“He can take the pullout sofa in the office,” Dad said. “If we put an air mattress on top, it’s not that bad.”
“Not that bad,” Alfie thought. Translation: future spine surgery may be required.
“Great, then it’s settled,” Mom said. “But first, Alfredo, get that room straightened up.”
Alfie sulked to his room to clean it up—and to say arrivederci to his privacy.
Sleep was impossible in the so-called bed. It was more like sleeping on a bag full of baseballs. Alfie’s parents hadn’t been able to find the pump for the air mattress, so Dad said he’d have to tough it out for the night. Noises from the kitchen also kept him awake.
Most Helpful Customer Reviews
My niece loves these books. She has gotten into cooking and loves adventure stories. These books marry the two. They are fun to read.
This book was such an adventure! Great for kids and adults alike.
I guess know why giada cooks...because she cant write! Read the heading, thats all i have to say about this series. I bought only for the recipe cards...foolish me!
My 7 year old daughter loves this book I thought it would be over her head but she loves the Food network channel so I decided to get it for her and she couldn't put it down. I will be headed back to Barnes and Nobles to get the next won soon.

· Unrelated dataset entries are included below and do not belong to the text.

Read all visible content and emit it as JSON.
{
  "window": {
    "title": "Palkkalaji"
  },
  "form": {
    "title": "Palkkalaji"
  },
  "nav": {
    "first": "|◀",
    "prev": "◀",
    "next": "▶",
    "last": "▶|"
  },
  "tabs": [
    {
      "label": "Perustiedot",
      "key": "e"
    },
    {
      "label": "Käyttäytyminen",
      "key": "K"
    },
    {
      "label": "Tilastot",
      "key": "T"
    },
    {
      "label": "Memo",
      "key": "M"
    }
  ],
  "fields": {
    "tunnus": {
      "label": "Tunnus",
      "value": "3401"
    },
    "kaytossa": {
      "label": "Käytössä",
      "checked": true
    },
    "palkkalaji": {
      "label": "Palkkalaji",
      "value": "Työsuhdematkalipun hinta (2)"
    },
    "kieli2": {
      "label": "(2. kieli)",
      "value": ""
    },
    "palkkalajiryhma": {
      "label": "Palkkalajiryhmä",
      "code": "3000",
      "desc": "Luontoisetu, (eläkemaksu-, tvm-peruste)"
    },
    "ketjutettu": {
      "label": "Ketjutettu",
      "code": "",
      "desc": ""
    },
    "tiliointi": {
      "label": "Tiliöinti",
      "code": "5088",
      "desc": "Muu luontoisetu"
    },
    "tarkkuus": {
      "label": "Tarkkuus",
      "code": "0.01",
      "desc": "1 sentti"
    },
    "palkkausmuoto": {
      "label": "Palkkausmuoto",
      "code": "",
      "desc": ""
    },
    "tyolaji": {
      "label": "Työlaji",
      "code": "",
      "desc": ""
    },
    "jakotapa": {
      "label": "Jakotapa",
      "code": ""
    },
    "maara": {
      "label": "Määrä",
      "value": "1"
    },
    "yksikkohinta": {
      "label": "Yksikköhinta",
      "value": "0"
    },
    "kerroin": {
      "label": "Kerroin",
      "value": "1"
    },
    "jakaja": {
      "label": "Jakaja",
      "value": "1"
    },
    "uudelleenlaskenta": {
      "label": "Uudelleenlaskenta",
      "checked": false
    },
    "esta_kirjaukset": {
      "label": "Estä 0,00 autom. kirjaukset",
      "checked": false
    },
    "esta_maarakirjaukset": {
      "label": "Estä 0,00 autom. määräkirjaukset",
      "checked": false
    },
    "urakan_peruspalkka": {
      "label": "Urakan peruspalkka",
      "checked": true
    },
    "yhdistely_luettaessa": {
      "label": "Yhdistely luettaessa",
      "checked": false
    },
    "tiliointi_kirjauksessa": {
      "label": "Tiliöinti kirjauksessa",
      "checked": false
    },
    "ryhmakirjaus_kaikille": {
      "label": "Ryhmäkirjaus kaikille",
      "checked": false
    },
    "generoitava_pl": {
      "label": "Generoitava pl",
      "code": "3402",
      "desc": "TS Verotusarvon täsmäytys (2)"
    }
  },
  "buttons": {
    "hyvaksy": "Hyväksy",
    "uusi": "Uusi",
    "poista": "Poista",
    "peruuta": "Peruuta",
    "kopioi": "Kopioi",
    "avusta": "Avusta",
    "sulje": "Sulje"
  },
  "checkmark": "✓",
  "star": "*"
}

This book was great! It was almost as good as Giada's cooking